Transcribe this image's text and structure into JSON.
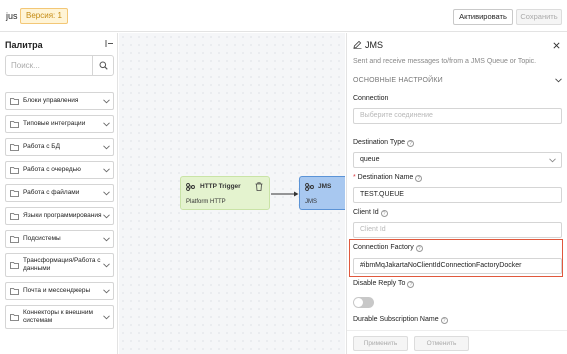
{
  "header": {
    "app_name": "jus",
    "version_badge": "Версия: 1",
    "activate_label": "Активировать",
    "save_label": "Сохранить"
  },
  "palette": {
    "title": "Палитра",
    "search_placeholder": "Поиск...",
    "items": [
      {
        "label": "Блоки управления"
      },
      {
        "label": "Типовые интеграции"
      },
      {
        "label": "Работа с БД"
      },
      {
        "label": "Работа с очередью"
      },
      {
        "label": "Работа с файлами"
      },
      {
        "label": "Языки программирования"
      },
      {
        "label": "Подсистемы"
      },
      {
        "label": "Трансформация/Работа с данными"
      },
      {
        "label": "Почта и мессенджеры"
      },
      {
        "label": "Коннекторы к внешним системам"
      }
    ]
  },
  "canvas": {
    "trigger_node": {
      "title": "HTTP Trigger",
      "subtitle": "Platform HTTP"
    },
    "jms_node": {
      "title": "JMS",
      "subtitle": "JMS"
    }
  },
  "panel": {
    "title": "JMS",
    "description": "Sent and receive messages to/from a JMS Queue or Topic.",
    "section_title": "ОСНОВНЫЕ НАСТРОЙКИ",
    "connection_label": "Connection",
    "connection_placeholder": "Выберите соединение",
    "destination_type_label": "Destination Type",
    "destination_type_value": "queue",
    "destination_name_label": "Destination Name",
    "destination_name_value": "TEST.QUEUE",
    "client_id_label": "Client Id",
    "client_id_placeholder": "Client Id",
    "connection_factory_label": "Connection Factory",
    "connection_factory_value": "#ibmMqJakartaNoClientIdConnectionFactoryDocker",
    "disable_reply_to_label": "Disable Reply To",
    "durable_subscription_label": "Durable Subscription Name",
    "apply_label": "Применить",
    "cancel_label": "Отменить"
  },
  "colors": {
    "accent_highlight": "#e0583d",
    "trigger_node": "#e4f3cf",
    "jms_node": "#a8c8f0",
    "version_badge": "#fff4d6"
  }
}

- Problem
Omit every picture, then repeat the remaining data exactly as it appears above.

- Written solution
Transcribe this image's text and structure into JSON.
{
  "header": {
    "app_name": "jus",
    "version_badge": "Версия: 1",
    "activate_label": "Активировать",
    "save_label": "Сохранить"
  },
  "palette": {
    "title": "Палитра",
    "search_placeholder": "Поиск...",
    "items": [
      {
        "label": "Блоки управления"
      },
      {
        "label": "Типовые интеграции"
      },
      {
        "label": "Работа с БД"
      },
      {
        "label": "Работа с очередью"
      },
      {
        "label": "Работа с файлами"
      },
      {
        "label": "Языки программирования"
      },
      {
        "label": "Подсистемы"
      },
      {
        "label": "Трансформация/Работа с данными"
      },
      {
        "label": "Почта и мессенджеры"
      },
      {
        "label": "Коннекторы к внешним системам"
      }
    ]
  },
  "canvas": {
    "trigger_node": {
      "title": "HTTP Trigger",
      "subtitle": "Platform HTTP"
    },
    "jms_node": {
      "title": "JMS",
      "subtitle": "JMS"
    }
  },
  "panel": {
    "title": "JMS",
    "description": "Sent and receive messages to/from a JMS Queue or Topic.",
    "section_title": "ОСНОВНЫЕ НАСТРОЙКИ",
    "connection_label": "Connection",
    "connection_placeholder": "Выберите соединение",
    "destination_type_label": "Destination Type",
    "destination_type_value": "queue",
    "destination_name_label": "Destination Name",
    "destination_name_value": "TEST.QUEUE",
    "client_id_label": "Client Id",
    "client_id_placeholder": "Client Id",
    "connection_factory_label": "Connection Factory",
    "connection_factory_value": "#ibmMqJakartaNoClientIdConnectionFactoryDocker",
    "disable_reply_to_label": "Disable Reply To",
    "durable_subscription_label": "Durable Subscription Name",
    "apply_label": "Применить",
    "cancel_label": "Отменить"
  },
  "colors": {
    "accent_highlight": "#e0583d",
    "trigger_node": "#e4f3cf",
    "jms_node": "#a8c8f0",
    "version_badge": "#fff4d6"
  }
}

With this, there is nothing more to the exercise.